Entries taken from a collection:
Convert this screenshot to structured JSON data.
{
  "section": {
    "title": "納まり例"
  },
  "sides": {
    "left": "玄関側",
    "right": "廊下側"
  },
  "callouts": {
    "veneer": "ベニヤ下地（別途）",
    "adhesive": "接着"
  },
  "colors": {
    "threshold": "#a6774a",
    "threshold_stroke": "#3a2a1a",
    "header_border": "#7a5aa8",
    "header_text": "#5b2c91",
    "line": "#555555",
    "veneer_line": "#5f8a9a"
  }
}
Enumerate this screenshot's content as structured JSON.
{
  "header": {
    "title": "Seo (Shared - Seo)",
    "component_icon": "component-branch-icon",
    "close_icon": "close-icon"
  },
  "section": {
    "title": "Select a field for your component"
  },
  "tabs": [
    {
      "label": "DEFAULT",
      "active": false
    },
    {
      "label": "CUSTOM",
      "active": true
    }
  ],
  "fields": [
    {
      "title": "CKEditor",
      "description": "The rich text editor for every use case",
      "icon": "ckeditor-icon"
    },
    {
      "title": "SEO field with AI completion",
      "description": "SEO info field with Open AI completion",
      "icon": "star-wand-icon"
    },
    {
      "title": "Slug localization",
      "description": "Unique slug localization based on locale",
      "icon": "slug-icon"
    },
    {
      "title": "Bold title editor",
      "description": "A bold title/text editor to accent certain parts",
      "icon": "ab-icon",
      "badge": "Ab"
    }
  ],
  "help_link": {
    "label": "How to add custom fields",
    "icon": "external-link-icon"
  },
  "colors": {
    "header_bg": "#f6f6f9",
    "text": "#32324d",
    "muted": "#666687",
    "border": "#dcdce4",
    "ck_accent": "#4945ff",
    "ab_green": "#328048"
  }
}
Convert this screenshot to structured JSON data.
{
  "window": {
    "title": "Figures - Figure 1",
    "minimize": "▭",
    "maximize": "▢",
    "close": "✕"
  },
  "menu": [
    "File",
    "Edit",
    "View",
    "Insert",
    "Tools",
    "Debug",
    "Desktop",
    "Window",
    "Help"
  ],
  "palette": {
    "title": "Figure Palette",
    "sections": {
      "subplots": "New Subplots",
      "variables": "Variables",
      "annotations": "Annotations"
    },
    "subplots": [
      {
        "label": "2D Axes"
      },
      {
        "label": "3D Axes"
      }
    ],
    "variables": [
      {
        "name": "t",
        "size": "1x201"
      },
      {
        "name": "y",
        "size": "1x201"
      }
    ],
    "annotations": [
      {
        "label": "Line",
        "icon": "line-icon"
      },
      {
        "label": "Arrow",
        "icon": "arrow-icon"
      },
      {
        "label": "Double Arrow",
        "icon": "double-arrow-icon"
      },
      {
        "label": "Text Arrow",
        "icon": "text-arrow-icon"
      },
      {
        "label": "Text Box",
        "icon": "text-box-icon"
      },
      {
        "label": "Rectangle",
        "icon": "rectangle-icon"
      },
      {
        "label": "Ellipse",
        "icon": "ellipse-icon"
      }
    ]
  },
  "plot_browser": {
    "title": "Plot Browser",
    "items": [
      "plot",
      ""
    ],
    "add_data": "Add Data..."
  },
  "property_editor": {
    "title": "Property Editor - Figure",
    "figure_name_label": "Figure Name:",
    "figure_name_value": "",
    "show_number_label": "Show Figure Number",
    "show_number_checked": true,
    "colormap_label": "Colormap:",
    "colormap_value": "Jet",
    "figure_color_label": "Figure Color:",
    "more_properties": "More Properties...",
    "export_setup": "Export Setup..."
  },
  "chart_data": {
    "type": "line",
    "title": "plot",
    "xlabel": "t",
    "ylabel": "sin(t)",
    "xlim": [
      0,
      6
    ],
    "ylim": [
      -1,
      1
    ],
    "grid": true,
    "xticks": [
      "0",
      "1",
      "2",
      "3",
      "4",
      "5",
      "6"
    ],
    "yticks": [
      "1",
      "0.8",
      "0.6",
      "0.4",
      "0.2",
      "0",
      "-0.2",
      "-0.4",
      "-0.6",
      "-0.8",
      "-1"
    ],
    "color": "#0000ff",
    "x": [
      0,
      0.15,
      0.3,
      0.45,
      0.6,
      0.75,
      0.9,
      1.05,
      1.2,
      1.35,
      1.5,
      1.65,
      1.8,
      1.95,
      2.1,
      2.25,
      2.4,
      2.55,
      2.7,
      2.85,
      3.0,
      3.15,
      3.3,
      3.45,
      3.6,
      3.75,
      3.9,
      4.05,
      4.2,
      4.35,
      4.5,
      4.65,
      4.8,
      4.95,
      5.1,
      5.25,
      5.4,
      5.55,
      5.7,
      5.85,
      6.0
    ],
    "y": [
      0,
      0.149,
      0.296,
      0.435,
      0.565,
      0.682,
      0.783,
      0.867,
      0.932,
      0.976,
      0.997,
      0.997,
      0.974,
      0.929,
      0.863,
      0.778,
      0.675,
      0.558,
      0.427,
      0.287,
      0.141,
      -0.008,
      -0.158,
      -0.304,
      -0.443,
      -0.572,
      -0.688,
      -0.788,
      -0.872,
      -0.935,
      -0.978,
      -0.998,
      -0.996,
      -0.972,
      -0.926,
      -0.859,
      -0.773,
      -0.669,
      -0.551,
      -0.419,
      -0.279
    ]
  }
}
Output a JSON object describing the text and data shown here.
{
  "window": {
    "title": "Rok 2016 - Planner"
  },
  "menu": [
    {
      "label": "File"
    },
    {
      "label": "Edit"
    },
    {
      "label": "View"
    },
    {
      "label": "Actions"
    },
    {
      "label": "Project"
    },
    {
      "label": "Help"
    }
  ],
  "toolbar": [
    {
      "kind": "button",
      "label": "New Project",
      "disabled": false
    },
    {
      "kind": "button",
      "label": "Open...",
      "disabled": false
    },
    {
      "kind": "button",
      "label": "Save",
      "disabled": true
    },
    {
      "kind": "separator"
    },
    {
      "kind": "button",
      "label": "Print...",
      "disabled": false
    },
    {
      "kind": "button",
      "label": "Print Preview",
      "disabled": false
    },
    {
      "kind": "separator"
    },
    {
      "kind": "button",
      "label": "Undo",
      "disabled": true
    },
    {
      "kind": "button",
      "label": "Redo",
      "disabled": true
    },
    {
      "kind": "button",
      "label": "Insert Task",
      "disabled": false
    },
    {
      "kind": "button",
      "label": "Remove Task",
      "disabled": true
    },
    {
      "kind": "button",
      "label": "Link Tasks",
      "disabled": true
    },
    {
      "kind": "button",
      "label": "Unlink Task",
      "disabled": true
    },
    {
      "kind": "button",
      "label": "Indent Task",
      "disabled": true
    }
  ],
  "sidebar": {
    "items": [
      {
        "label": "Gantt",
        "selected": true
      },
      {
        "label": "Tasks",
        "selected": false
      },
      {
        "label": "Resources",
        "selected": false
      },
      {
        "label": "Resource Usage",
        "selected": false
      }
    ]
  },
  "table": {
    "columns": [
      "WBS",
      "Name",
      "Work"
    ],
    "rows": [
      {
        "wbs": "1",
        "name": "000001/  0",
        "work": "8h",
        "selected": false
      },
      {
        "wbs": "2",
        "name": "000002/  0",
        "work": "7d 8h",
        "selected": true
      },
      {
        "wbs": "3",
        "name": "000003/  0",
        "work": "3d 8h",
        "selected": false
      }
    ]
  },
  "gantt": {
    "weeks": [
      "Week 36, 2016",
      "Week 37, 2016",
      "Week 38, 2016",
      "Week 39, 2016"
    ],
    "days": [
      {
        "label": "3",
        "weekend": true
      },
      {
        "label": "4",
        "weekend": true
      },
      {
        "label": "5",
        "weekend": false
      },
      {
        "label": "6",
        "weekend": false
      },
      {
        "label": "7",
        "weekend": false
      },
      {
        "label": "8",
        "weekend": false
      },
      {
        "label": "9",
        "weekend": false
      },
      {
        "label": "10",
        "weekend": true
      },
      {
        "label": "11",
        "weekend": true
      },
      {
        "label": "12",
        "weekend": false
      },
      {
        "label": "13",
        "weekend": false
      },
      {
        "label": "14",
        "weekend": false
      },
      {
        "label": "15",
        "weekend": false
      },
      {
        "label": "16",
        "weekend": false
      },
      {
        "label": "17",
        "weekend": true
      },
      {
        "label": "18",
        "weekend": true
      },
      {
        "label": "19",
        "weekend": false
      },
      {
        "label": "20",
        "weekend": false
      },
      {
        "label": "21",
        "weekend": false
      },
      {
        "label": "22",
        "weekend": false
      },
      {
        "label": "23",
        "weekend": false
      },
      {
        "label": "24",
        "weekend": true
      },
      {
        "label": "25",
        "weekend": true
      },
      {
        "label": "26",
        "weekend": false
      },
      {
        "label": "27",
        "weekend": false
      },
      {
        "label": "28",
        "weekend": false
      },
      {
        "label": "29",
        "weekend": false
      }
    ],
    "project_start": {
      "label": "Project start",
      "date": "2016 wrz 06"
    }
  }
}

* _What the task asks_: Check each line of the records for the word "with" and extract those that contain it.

* _Answer to this problem_:
      "title": "SEO field with AI completion",
      "description": "SEO info field with Open AI completion",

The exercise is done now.